WHAT THE TASK ASKS
Which lines below include "this"? Copy them all.

EXERCISE DATA
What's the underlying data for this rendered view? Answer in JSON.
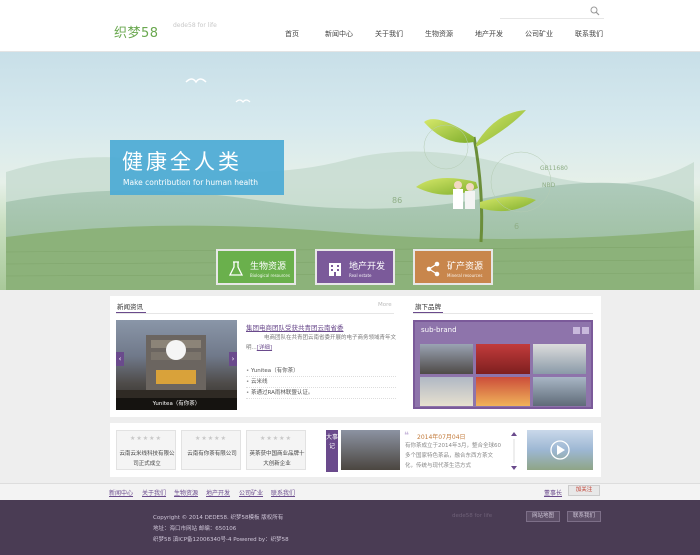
{
  "header": {
    "logo": "织梦58",
    "logo_tagline": "dede58 for life",
    "nav": [
      "首页",
      "新闻中心",
      "关于我们",
      "生物资源",
      "地产开发",
      "公司矿业",
      "联系我们"
    ]
  },
  "banner": {
    "title": "健康全人类",
    "subtitle": "Make contribution for human health",
    "labels": [
      "GB11680",
      "NBD",
      "86",
      "6"
    ],
    "categories": [
      {
        "label": "生物资源",
        "sub": "Biological resources",
        "icon": "flask-icon",
        "color": "#6ab04c"
      },
      {
        "label": "地产开发",
        "sub": "Real estate",
        "icon": "building-icon",
        "color": "#7b5a9a"
      },
      {
        "label": "矿产资源",
        "sub": "Mineral resources",
        "icon": "share-icon",
        "color": "#c8864c"
      }
    ]
  },
  "news": {
    "title": "新闻资讯",
    "more": "More",
    "photo_caption": "Yunitea（有你茶）",
    "headline": "集团电商团队受获共青团云南省委",
    "summary": "电商团队在共青团云南省委开展的电子商务领域青年文明...",
    "summary_more": "[详细]",
    "list": [
      "Yunitea（有你茶）",
      "云米线",
      "茶通过RA雨林联盟认证。"
    ]
  },
  "brand": {
    "title": "旗下品牌",
    "box_title": "sub-brand"
  },
  "partners": [
    {
      "stars": "★★★★★",
      "text": "云南云米线科技有限公司正式成立"
    },
    {
      "stars": "★★★★★",
      "text": "云南有你茶有限公司"
    },
    {
      "stars": "★★★★★",
      "text": "英茶获中国商业品牌十大创新企业"
    }
  ],
  "events": {
    "tag": "大事记",
    "date": "2014年07月04日",
    "text": "有你茶成立于2014年3月，整合全球60多个国家特色茶品，融合东西方茶文化，传统与现代茶生活方式"
  },
  "footer_links": [
    "新闻中心",
    "关于我们",
    "生物资源",
    "地产开发",
    "公司矿业",
    "联系我们"
  ],
  "share": {
    "label": "董事长",
    "follow": "加关注"
  },
  "footer": {
    "copyright": "Copyright © 2014 DEDE58. 织梦58模板 版权所有",
    "address": "地址：海口市网站 邮编：650106",
    "icp": "织梦58 滇ICP备12006340号-4    Powered by：织梦58",
    "brand_text": "dede58 for life",
    "btn_map": "网站地图",
    "btn_contact": "联系我们"
  },
  "colors": {
    "accent": "#6a4a8c",
    "green": "#6ab04c",
    "orange": "#c8864c",
    "banner_blue": "#4caad5"
  }
}
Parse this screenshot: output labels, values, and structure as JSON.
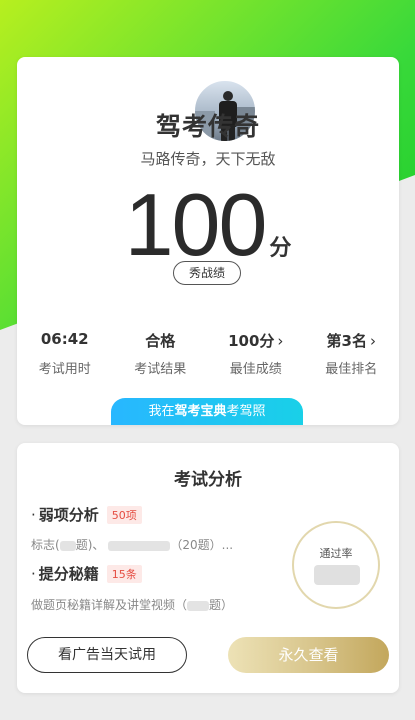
{
  "profile": {
    "name": "驾考传奇",
    "motto": "马路传奇，天下无敌"
  },
  "score": {
    "value": "100",
    "unit": "分",
    "share_label": "秀战绩"
  },
  "stats": [
    {
      "value": "06:42",
      "label": "考试用时",
      "has_chevron": false
    },
    {
      "value": "合格",
      "label": "考试结果",
      "has_chevron": false
    },
    {
      "value": "100分",
      "label": "最佳成绩",
      "has_chevron": true
    },
    {
      "value": "第3名",
      "label": "最佳排名",
      "has_chevron": true
    }
  ],
  "banner": {
    "prefix": "我在",
    "brand": "驾考宝典",
    "suffix": "考驾照"
  },
  "analysis": {
    "title": "考试分析",
    "weak": {
      "bullet": "·",
      "label": "弱项分析",
      "tag": "50项",
      "desc_a": "标志(",
      "desc_b": "题)、",
      "desc_c": "（20题）..."
    },
    "tips": {
      "bullet": "·",
      "label": "提分秘籍",
      "tag": "15条",
      "desc_a": "做题页秘籍详解及讲堂视频（",
      "desc_b": "题）"
    },
    "pass_rate_label": "通过率"
  },
  "buttons": {
    "ad_trial": "看广告当天试用",
    "permanent": "永久查看"
  },
  "colors": {
    "hero_green": "#39d93a",
    "banner_blue": "#28b7ff",
    "tag_red": "#e54d42",
    "gold": "#c3a75c"
  }
}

EXPECTED ANSWER
What's the underlying data for this rendered view? Answer in JSON.
Parse this screenshot: output labels, values, and structure as JSON.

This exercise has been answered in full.